Rachel Maddow commented on the suspension of Keith Olbermann at MSNBC and said this:
MADDOW: I personally believe that the point has been made and we should have Keith Olbermann back as the host of Countdown.
I hope this means they're bringing him back shortly.
Here's more from her blog, which she read on the air ...
As you may have heard today, Keith Olbermann has been temporarily suspended from his job hosting Countdown on this network, because he made three personal political donations to candidates in this last election cycle. The reason for Keith's suspension is that here at MSNBC, there is an explicit employee rule against hosts making contributions like that.
You can do it if you ask in advance and management tells you it's OK. That's what I understand happened with our morning-show host's political donations in 2006, under previous management.
But if you don't ask in advance for an exemption from the rule, you're bound by the rule. (For the record: the rule applies to us here at MSNBC and to NBC News staff. CNBC isn't under NBC News, so they're not bound by the rule.)
I understand the rule. I understand what it means to break it. I believe everyone should face the same treatment under that rule. I also personally believe that the point has been made and we should have Keith back hosting Countdown.

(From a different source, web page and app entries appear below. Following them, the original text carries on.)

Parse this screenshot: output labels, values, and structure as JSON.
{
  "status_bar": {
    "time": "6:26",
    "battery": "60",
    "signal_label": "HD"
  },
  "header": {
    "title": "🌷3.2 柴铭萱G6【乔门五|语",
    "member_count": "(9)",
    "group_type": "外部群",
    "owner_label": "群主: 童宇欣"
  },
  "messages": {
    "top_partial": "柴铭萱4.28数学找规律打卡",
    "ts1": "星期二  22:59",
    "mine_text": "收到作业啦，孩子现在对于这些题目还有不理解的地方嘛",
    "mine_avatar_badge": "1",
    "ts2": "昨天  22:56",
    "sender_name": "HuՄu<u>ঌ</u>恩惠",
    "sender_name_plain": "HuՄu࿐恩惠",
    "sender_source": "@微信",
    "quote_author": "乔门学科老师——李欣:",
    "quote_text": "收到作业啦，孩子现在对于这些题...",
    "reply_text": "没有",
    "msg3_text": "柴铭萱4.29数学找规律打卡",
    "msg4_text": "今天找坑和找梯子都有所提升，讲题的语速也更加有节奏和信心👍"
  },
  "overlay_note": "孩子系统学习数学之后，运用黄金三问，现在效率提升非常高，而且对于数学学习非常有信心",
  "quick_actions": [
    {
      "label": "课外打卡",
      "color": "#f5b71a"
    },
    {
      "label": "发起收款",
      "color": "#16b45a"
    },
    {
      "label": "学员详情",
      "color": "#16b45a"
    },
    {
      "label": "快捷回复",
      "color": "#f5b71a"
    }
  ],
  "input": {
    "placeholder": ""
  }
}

Here's the larger point, though, that's going mysteriously missing from the right-wing cackling and old media cluck-cluck-clucking: I know everyone likes to say, "Oh, cable news, it's all the same. Fox and MSNBC -- mirror images of each other. But if you look at the long history of Fox hosts not just giving money to candidates, but actively endorsing campaigns and raising millions of dollars for politicians and political parties -- whether it's Sean Hannity or Glenn Beck or Mike Huckabee -- and you'll see that we can lay that old false equivalency to rest forever. There are multiple people being paid by Fox News to essentially run for office as Republican candidates. If you count not just their hosts but their contributors, you're looking at a significant portion of the entire Republican lineup of potential contenders for 2012.
They can do that because there's no rule against that at Fox. Their network is run as a political operation. Ours isn't. Yeah, Keith's a liberal, and so am I. But we're not a political operation -- Fox is. We're a news operation. The rules around here are part of how you know that.
Back before it was politically safe to do it, Keith Olbermann attracted the ire of the right wing and a lot of others besides when he brought to light and raged against what he saw as the errors and sins of the previous presidential administration. Keith was also the one who brought to light Fox News's water-carrying for the Bush Administration; he was the one whose point-of-view journalism exposed and put exclamation points on the problems of disguising a political operation as a news one, the model embraced by the guys across Sixth Avenue, at Fox.
Now, weirdly, it is Keith who is once again illustrating the difference between what he does at MSNBC -- what we do here -- and what goes on across the street.